World Bank focuses on tri-sector partnerships

Nigel Twose

Business Partners for Development (BPD) is an informal global network of businesses, civil society organizations (CSOs) and government ministries, with the World Bank Group (WBG) as an equal partner. On 9 June the Board of the WBG formally approved participation in the BPD proposal.

BPD aims to produce solid evidence of the positive impact of tri-sector partnerships – both the socio-economic (local community development) impact and the economic (business) impact. It will do this by developing ‘focus projects’ involving business, government and CSOs and providing inputs to them: expert study visits, training, monitoring and evaluation support, research on agreed priority issues. The objective is to demonstrate that these partnerships:

  • provide win-win benefits to all three parties;
  • can be much more widely used throughout the world;
  • can be scaled up to national and regional levels.

The programme will cost $20 million over a three-year period. The WBG Board will be asked to consider a total of $3 million for the BPD initiative over this period; in FY98 (July 1997 to June 1998) a grant of $650,000 to ‘kickstart’ the initiative was agreed. This will come from the Bank’s Development Grant Facility (DGF), which had $150 million for grant-making in FY98. DGF policy is not to provide more than 15 per cent of the total budget for any project.

Preliminary work began in 1994 when the Bank funded the UK-based Prince of Wales Business Leaders Forum (PWBLF) for two years to explore the issues. Their report, Business as Partners in Development, was published in 1996.

The focus projects

Five ‘clusters’ of focus projects are planned, plus a cross-cutting ‘Knowledge Resource Group’. The Water Cluster was the first to get off the ground. Co-convened by Generale des Eaux (Vivendi), WaterAid and the WBG, with eight companies and nine CSOs attending it, it has already held two meetings, in Paris and London, and agreed focus projects in Argentina, Bolivia, Colombia, Haiti and South Africa. It is hoped that projects in Asia, the Middle East and North Africa will be selected at the next meeting.

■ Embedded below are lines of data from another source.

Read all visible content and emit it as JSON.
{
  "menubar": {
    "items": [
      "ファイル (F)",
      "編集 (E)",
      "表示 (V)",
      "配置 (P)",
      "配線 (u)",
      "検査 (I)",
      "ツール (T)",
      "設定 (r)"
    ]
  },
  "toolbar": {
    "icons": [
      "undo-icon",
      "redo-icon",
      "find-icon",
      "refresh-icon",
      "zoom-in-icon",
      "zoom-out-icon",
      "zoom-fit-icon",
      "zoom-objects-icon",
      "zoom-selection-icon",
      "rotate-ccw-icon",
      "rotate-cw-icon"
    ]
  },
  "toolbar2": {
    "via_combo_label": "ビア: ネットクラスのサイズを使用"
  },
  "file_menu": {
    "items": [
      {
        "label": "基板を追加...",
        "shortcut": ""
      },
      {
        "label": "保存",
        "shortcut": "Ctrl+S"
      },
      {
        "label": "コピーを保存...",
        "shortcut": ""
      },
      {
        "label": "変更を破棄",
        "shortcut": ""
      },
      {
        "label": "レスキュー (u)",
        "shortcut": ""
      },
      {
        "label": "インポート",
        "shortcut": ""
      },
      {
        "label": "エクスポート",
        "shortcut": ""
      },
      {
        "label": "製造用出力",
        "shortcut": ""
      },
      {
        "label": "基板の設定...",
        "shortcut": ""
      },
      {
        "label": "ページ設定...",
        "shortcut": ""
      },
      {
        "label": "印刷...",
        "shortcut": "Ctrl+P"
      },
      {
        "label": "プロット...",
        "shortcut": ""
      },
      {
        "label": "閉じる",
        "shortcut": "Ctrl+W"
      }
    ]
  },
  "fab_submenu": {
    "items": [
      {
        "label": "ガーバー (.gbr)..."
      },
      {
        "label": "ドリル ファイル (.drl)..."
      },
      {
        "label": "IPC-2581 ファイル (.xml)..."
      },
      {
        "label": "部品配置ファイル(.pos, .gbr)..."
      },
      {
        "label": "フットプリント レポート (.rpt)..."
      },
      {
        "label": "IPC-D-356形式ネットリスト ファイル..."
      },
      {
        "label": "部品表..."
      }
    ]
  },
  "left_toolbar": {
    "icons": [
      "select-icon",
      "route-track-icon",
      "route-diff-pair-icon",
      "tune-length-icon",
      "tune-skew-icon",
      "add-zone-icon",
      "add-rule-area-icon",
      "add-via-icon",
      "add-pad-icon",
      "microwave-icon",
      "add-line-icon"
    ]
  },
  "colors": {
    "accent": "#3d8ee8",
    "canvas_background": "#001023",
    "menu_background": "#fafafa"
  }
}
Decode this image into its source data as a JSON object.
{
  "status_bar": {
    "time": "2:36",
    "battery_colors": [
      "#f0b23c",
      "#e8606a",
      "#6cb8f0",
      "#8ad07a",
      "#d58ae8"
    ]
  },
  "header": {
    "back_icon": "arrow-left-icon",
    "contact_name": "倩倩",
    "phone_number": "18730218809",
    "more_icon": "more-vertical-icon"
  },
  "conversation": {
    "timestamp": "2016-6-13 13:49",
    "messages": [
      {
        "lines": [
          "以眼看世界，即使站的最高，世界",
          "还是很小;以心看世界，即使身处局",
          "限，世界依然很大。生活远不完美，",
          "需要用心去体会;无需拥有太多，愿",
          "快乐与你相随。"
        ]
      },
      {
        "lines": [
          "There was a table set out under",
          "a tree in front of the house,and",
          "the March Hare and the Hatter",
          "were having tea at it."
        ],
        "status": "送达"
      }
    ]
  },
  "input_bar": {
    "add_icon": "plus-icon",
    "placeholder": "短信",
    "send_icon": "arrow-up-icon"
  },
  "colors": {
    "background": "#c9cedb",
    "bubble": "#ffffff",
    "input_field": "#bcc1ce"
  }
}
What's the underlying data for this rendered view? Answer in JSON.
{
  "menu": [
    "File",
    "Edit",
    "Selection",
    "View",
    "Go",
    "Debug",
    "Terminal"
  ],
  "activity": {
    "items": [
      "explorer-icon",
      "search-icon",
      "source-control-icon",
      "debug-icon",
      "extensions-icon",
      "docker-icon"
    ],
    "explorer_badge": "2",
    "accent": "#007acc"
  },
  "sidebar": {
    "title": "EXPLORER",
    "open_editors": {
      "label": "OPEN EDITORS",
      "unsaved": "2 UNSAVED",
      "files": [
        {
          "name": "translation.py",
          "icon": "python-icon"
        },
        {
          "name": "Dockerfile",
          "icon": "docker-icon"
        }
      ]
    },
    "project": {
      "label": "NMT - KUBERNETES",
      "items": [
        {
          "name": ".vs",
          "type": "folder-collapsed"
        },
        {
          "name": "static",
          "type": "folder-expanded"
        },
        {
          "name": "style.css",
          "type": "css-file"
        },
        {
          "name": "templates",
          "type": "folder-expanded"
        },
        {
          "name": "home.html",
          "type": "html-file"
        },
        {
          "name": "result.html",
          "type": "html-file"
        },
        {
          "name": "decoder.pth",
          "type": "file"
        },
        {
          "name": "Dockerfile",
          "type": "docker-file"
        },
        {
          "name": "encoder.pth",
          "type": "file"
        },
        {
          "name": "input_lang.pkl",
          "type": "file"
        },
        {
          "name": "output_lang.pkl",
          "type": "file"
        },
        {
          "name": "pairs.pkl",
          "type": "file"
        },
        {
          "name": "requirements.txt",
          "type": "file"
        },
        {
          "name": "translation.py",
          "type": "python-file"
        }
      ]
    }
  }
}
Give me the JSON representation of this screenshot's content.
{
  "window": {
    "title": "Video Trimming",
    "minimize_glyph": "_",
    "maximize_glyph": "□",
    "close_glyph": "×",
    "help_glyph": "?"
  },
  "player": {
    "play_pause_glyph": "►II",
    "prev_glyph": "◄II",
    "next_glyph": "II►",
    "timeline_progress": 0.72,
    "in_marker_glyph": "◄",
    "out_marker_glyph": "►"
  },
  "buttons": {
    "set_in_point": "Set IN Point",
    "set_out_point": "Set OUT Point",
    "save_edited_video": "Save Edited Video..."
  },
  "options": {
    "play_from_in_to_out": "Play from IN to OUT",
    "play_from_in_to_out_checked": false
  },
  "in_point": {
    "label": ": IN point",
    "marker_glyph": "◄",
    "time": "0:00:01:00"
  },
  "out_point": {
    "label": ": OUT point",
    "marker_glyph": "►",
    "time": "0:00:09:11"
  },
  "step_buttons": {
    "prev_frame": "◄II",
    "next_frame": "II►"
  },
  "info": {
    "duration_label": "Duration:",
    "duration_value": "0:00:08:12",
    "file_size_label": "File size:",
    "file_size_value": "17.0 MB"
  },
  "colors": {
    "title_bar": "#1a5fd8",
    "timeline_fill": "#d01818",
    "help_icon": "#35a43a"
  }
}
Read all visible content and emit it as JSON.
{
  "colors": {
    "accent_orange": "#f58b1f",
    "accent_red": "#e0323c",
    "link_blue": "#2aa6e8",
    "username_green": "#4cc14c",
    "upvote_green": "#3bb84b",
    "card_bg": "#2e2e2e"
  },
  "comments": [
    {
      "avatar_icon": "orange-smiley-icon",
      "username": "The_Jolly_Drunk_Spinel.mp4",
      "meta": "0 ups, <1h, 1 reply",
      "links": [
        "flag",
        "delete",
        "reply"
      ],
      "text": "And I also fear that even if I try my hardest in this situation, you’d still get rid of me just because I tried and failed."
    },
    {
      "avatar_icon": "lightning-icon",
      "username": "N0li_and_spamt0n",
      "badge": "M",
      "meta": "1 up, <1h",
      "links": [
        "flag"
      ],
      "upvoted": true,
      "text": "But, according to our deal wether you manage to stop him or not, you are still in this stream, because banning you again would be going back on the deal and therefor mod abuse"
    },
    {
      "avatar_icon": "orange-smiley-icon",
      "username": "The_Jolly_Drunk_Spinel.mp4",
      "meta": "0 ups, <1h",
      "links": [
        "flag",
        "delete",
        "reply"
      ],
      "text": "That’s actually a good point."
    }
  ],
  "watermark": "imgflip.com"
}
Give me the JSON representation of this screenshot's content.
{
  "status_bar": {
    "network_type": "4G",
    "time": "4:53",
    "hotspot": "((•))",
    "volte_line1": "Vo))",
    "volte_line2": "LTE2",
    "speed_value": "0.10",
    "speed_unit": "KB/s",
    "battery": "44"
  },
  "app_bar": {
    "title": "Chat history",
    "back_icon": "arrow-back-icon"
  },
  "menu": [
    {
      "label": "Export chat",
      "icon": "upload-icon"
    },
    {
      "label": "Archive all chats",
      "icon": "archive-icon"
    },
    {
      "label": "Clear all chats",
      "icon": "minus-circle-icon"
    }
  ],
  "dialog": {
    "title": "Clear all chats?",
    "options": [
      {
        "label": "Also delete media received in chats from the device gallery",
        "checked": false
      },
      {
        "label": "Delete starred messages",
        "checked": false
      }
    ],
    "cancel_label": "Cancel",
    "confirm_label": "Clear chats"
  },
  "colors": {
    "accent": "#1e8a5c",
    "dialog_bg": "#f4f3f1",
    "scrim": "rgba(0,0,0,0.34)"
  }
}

The Natural Resources Cluster, co-convened by BP, Care International and the WBG, held its first meeting in Washington DC in June, as did the Youth Cluster (co-convenors the Kellogg Company, the International Youth Foundation and WBG) and the Knowledge Resource Group (co-convenors PWBLF and the WBG; CIVICUS was agreed as the third co-convenor).

The 12 companies attending the Natural Resources Cluster meeting all came from the oil and mining industries; British Petroleum, Chevron, Shell International and Rio Tinto were among them. The first four focus projects were agreed on 23 July. The Youth Cluster will next meet on 14 October, in Chicago, with the meeting hosted by Lions Clubs International. The 18 organizations attending the Knowledge Resource Group meeting focused on clarifying their role in assisting the process of collecting and connecting knowledge of tri-sector partnerships and providing services as needed to the focus projects.
Discussions are continuing over priorities for the proposed Education Cluster. Proposals are also being discussed for a Road Traffic Safety Cluster, which will trial the tri-sector partnership approach to assist in reducing mortality rates from road traffic accidents – currently set to be the world’s third leading cause of death by 2020. The first meeting is scheduled for September/October 1998.

Sixty companies, CSOs and others have agreed to participate in the initiative to date.

Nigel S Twose is Adviser to the Vice President, Finance and Private Sector Development. He moved from ActionAid in September 1997 to implement the BPD programme.

For further information about BPD, contact Nigel Twose.
Tel +1 202 458 90 86
Fax +1 202 522 2961

Comments (0)

Leave a Reply

Your email address will not be published. Required fields are marked *

Next Analysis to read

Corporate community involvement: an engine of R&D?

Laurie Regelbrugge